It is Wednesday the 24th of April at the time of starting this blog. I have just returned home from club run and completed my very last training run with any real speed… 7 miles with 2 at marathon pace. A run that I’m sure is meant to give a runner all the confidence in the world, but seems to strike fear into the heart of anyone who has to do it. I have 2 more training runs left: 5 recovery miles before work on Friday (Also the perfect excuse to wear running kit to the expo on Friday evening. Also the perfect example of my deep spiral into maranoia/taper crazies. I am LITERALLY worrying about what to wear to pick up my race number and collect all the samples I can fit into my bag), and an easy 4 miles on Saturday which will likely include parkrun. (If you are reading this pre-parkrun and see me running anything remotely faster than 9 minute miles, feel free to tell me to slow the **** down).
As it is the last week of training, the mileage and intensity have eased off, and I finally have some time to rest, relax and reflect on the past 18 weeks of training. Eighteen weeks is a long time! Throughout training, I have done over 700 miles, 184 laps of Osterley track, bought three new pairs of trainers, run in 3 different countries and eaten my weight in pasta several times over.
Training for this marathon couldn’t have come at a better time. It has made me physically stronger, a more resilient athlete and lifted me out of a dark place. There have been a few points during my training cycle that I’ve had to dig deep and find something within myself I didn’t think possible - mainly Fleet Half and my second 20 miler on that horrible windy Sunday in March. Sure, there were tears, but after that was a certain stubbornness and drive to keep going. I’ve begun to realise just how strong I am. How fierce I am and how resilient I am. As tough as those days were, I got through them and the other hundreds of miles necessary to make it to this point. Every obstacle along the way has made me more stronger and more focussed.
Mentally, this marathon came at the perfect time. You always hear about the positive benefits running has on your mental health, and I can absolutely 100% vouch for this. I was in a very dark place at the start of my training. My confidence and self worth were at an ultimate low, and was struggling with who I was and want I wanted. Training has allowed me to channel all this negative energy into running. Days when I was feeling down or low were converted into fuel for tough track sessions or long runs. Little by little, I began building myself up. I started listening to the positive voices around me telling me how strong I was, how valued I was and how worthy I was. Running has allowed me to rebuild myself mentally and become happy, self confident and resilient.
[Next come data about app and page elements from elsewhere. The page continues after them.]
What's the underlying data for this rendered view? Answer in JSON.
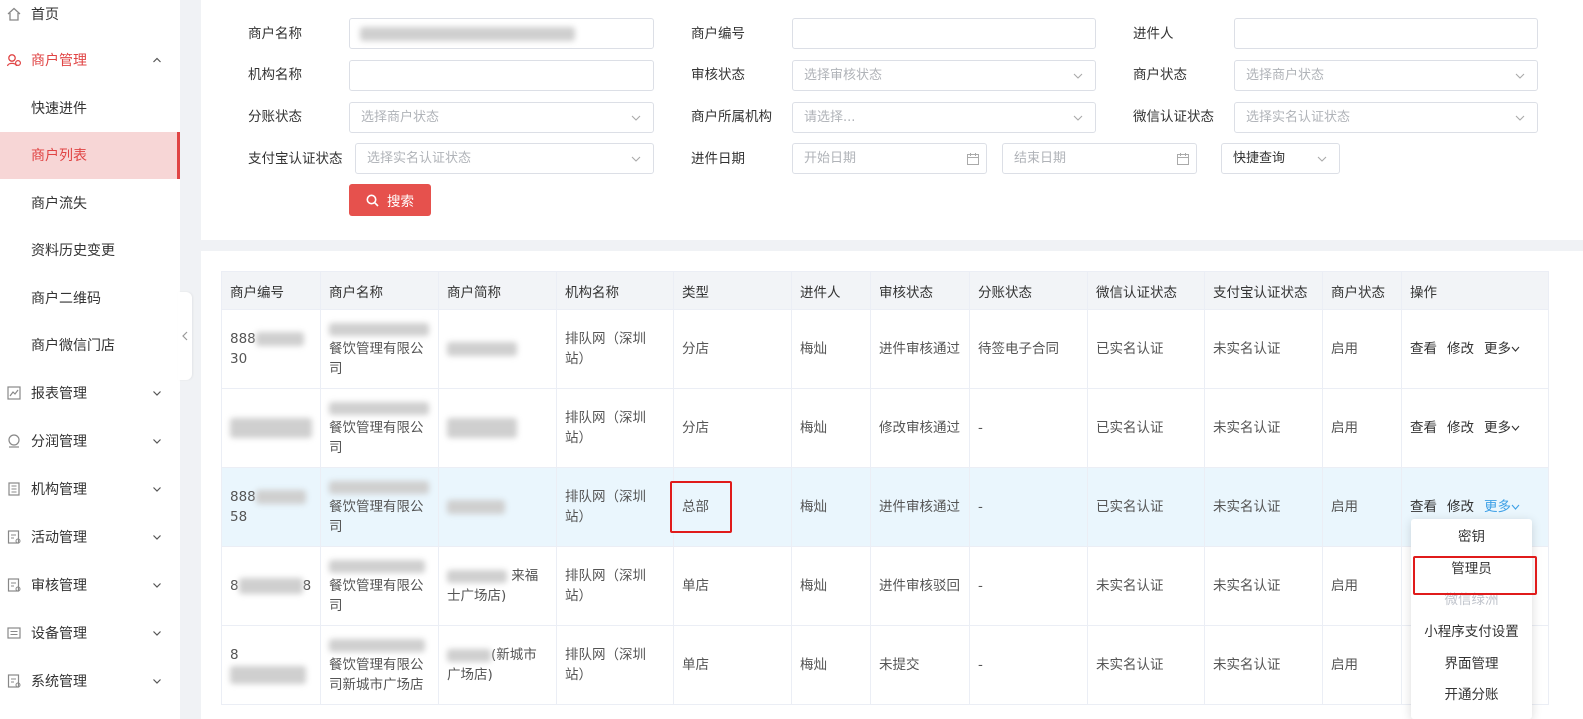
{
  "sidebar": {
    "home": "首页",
    "merchant_mgmt": "商户管理",
    "sub": [
      "快速进件",
      "商户列表",
      "商户流失",
      "资料历史变更",
      "商户二维码",
      "商户微信门店"
    ],
    "groups": [
      "报表管理",
      "分润管理",
      "机构管理",
      "活动管理",
      "审核管理",
      "设备管理",
      "系统管理"
    ]
  },
  "filters": {
    "merchant_name": "商户名称",
    "merchant_no": "商户编号",
    "applicant": "进件人",
    "org_name": "机构名称",
    "audit_status": "审核状态",
    "audit_status_ph": "选择审核状态",
    "merchant_status": "商户状态",
    "merchant_status_ph": "选择商户状态",
    "split_status": "分账状态",
    "split_status_ph": "选择商户状态",
    "owner_org": "商户所属机构",
    "owner_org_ph": "请选择...",
    "wechat_auth": "微信认证状态",
    "wechat_auth_ph": "选择实名认证状态",
    "alipay_auth": "支付宝认证状态",
    "alipay_auth_ph": "选择实名认证状态",
    "date": "进件日期",
    "start_ph": "开始日期",
    "end_ph": "结束日期",
    "quick": "快捷查询",
    "search_btn": "搜索"
  },
  "table": {
    "headers": [
      "商户编号",
      "商户名称",
      "商户简称",
      "机构名称",
      "类型",
      "进件人",
      "审核状态",
      "分账状态",
      "微信认证状态",
      "支付宝认证状态",
      "商户状态",
      "操作"
    ],
    "rows": [
      {
        "no_a": "888",
        "no_b": "30",
        "name": "餐饮管理有限公司",
        "short_a": "",
        "org": "排队网（深圳站）",
        "type": "分店",
        "applicant": "梅灿",
        "audit": "进件审核通过",
        "split": "待签电子合同",
        "wx": "已实名认证",
        "ali": "未实名认证",
        "status": "启用"
      },
      {
        "no_a": "",
        "no_b": "",
        "name": "餐饮管理有限公司",
        "short_a": "",
        "org": "排队网（深圳站）",
        "type": "分店",
        "applicant": "梅灿",
        "audit": "修改审核通过",
        "split": "-",
        "wx": "已实名认证",
        "ali": "未实名认证",
        "status": "启用"
      },
      {
        "no_a": "888",
        "no_b": "58",
        "name": "餐饮管理有限公司",
        "short_a": "",
        "org": "排队网（深圳站）",
        "type": "总部",
        "applicant": "梅灿",
        "audit": "进件审核通过",
        "split": "-",
        "wx": "已实名认证",
        "ali": "未实名认证",
        "status": "启用"
      },
      {
        "no_a": "8",
        "no_b": "8",
        "name": "餐饮管理有限公司",
        "short_a": "来福士广场店)",
        "org": "排队网（深圳站）",
        "type": "单店",
        "applicant": "梅灿",
        "audit": "进件审核驳回",
        "split": "-",
        "wx": "未实名认证",
        "ali": "未实名认证",
        "status": "启用"
      },
      {
        "no_a": "8",
        "no_b": "",
        "name": "餐饮管理有限公司新城市广场店",
        "short_a": "(新城市广场店)",
        "org": "排队网（深圳站）",
        "type": "单店",
        "applicant": "梅灿",
        "audit": "未提交",
        "split": "-",
        "wx": "未实名认证",
        "ali": "未实名认证",
        "status": "启用"
      }
    ],
    "op_view": "查看",
    "op_edit": "修改",
    "op_more": "更多"
  },
  "dropdown": [
    "密钥",
    "管理员",
    "微信绿洲",
    "小程序支付设置",
    "界面管理",
    "开通分账"
  ],
  "colors": {
    "accent": "#e04444",
    "link": "#3ea0e6",
    "warning": "#f0a020"
  }
}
When I say I #runhappy I mean it, because it has made me elated.
Also, running a million miles a week and eating relatively healthy has made me absolutely shed weight, develop a killer set of legs and due to my pre-race hot holiday, gave me an amazing tan.
My taper started in a rather enviable way with a trip to visit my parents in Palm Springs, California. It was a fitting end to the training as my parents watched my training begin during Christmas in Vancouver, and would get to see the very end stages at their home in Palm Spring. Also, after cheering in the heat last year, I knew a bit of hot weather training wouldn’t hurt! And oh man was it hot!! I foolishly woke up for a 7 am start on my first day… it was already 25 degrees in the shade! All subsequent runs took place between 5:30 and 6:15, which worked well with an 8 hour time change and gave adequate time to rest/work on my tan. I was also really silly and didn’t pack enough gels, and as it turns out, SIS gels are very hard to come across in Southern California. I was able to make due with local California dates, GU gels (yuck) and Gatorade blocks (YUM, YUM, YUM). I returned back from holidays refreshed, renewed and bronzed. My holiday was a fitting end to 18 weeks of obstacles, training and overall self improvement also set a clear way to transition from a training mentality to “race mode”.
Overall I am incredibly excited for Sunday. I feel my training plan has adequately prepared me for the race. The time I once found laughable now seems achievable.
I have a number.
I have a plan.
I have mile 23.
See you there!